For the last part of the morning, we studied concrete poems and created our own poems inspired by Imtiaz Daker and EE Cummings. It was fascinating to study different types of poetry and creating my own poems based on my chosen poet’s style was a lot of fun.

The afternoon was my favourite part. Not only did we create unique, creative poems about objects, we got to use art to bring them to life. I chose to do a word-art theme and almost succeeded in filling my whole butterfly with words. It was an enjoyable, yet relaxing activity and the perfect way to end the day.”

Abigail in Lower 5 shares her thoughts about the final day.  “Enrichment Week ended with a bang, as Habs explored its musical and dramatic side. The day started off with a ‘Music Festival’: a compilation of lockdown performances sent in by a mixture of students and staff, with pieces ranging from classics like ‘Claire de Lune’ to quarantine compositions from Dr Bridge and Madame Lavelle. This session showcased the incredible musical talent to be found at Habs, with some students even accompanying themselves –  it was impressive to see Fleur Sawday and Amelie Jones in duplicate and hear Risha Alimchandani quadrupled, playing all four parts of a trombone quartet. Even though many at Habs may not have strayed far from their homes in the past few months, this musical morning transported listeners all around the world with a diversity of pieces from places as far apart as India, Poland and France.
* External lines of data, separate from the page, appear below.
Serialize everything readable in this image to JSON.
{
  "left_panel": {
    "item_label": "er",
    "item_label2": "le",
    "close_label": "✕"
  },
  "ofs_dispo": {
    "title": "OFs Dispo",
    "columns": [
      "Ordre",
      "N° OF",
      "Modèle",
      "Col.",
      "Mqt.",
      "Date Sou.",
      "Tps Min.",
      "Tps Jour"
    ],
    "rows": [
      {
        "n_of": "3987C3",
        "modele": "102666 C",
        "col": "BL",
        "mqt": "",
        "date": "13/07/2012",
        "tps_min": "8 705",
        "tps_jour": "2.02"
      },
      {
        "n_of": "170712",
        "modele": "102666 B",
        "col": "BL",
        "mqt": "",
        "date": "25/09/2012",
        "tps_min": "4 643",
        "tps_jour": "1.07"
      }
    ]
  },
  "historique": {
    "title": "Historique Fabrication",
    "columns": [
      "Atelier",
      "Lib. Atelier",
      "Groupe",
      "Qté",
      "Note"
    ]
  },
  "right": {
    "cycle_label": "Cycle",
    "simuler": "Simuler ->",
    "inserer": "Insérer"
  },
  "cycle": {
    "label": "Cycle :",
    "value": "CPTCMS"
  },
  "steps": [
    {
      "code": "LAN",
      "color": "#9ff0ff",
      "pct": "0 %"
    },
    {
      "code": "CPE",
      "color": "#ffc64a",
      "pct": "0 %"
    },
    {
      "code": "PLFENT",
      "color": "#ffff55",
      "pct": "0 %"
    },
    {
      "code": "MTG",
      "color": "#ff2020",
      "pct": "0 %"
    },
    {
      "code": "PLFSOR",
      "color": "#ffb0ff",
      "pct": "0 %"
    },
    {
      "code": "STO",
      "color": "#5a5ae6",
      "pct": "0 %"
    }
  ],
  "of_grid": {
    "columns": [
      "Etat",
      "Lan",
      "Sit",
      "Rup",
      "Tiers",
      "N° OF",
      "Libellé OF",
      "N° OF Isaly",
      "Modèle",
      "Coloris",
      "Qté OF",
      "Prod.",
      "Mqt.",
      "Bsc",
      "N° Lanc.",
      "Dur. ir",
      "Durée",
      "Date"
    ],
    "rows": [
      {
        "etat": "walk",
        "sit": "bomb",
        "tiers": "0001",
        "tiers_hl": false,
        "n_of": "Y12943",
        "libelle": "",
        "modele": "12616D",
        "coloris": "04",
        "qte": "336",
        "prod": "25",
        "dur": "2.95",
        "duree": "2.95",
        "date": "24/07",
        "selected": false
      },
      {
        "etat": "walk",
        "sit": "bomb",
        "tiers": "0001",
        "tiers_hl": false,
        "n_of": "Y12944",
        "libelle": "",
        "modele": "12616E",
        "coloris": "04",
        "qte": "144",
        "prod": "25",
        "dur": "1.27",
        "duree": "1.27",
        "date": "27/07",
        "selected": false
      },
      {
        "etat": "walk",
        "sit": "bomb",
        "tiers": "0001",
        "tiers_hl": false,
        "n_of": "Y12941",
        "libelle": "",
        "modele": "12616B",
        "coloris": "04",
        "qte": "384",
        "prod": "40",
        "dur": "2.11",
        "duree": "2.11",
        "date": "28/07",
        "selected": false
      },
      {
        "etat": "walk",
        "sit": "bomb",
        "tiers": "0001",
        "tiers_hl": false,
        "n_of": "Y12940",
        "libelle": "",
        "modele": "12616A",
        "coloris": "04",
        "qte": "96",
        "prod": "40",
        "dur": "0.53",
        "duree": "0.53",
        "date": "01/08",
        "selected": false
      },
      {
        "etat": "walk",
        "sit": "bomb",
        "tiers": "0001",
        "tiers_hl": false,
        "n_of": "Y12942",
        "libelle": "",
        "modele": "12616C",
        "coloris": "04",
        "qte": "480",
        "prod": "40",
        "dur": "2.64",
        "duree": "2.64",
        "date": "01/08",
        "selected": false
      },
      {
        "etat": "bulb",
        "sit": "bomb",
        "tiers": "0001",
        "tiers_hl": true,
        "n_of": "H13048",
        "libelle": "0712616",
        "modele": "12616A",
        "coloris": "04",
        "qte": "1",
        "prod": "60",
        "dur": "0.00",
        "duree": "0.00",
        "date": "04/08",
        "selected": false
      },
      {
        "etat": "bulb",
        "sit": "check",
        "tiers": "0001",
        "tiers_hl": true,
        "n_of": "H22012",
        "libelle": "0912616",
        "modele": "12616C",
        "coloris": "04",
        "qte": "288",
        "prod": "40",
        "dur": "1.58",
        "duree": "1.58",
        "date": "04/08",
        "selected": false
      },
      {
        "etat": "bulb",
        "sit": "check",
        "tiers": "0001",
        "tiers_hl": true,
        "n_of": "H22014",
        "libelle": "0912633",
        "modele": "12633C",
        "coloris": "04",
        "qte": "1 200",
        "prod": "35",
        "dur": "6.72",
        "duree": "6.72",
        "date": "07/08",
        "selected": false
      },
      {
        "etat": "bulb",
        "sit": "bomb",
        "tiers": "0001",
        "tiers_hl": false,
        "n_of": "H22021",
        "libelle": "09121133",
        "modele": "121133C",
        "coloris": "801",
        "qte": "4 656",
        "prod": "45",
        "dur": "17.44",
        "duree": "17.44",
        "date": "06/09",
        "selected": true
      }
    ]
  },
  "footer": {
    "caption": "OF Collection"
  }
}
The next section of the day was also devoted to music, and a range of challenges were set, from recreating an iconic album cover or designing a concert poster, to using household items to recreate famous sections from pieces of music or shooting new versions of music videos. The responses to these tasks were creative and varied, including a Minecraft based reproduction of the school Carmen, Lego recreations of the album cover of ‘Abbey Road’, and a poster advertising an Ed Sheeran concert.

To finish the day, and for that matter the week, various drama-based activities were suggested, and the school got involved in kitchen sink monologues, Shakespeare, speech-writing, and the recreation of famous film scenes. Sections from ‘The Lion King’, ‘Titanic’, ‘Life of Pi’, and ‘Star Wars’ were remade with Lego, soft toys and family members, and scenes from ‘As You Like It’, ‘Romeo and Juliet’ and ‘Legally Blonde’ were performed, sometimes even by pets.

Friday’s activities provided a wonderful opportunity for both the students and teachers to launch themselves into the worlds of music and drama, one of the few forms of travel that is totally unrestricted during this lockdown period.”

Out thanks go to all the staff and students involved in such a memorable week.

Extra thanks to Rachel Simmonds-Rosten, Tallulah England, Zahra Yadallee, Ebelechukwu Ezeuko, Abigail Sleep and Sia Kulkarni for their contributions to this article.